*** LISTED RECORDS ***

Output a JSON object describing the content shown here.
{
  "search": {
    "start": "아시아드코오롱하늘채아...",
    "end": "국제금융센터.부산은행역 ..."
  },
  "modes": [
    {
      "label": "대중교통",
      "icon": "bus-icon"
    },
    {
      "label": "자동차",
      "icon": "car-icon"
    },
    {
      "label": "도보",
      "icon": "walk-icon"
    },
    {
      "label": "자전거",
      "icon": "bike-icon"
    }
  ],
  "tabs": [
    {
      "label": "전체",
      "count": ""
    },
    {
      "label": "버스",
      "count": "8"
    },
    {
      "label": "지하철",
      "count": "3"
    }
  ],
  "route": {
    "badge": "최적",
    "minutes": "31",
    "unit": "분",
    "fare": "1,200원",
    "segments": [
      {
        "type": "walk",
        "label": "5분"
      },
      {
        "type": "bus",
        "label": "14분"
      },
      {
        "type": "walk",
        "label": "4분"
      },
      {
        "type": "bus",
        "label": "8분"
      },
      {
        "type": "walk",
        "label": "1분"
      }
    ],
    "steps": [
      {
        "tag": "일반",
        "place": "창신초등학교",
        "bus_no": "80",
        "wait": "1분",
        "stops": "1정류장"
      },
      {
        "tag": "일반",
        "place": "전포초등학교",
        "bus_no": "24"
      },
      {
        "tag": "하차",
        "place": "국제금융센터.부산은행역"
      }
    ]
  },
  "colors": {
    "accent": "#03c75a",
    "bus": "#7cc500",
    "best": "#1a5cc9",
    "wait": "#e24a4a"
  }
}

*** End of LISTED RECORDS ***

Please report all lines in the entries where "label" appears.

      "label": "대중교통",
      "label": "자동차",
      "label": "도보",
      "label": "자전거",
      "label": "전체",
      "label": "버스",
      "label": "지하철",
        "label": "5분"
        "label": "14분"
        "label": "4분"
        "label": "8분"
        "label": "1분"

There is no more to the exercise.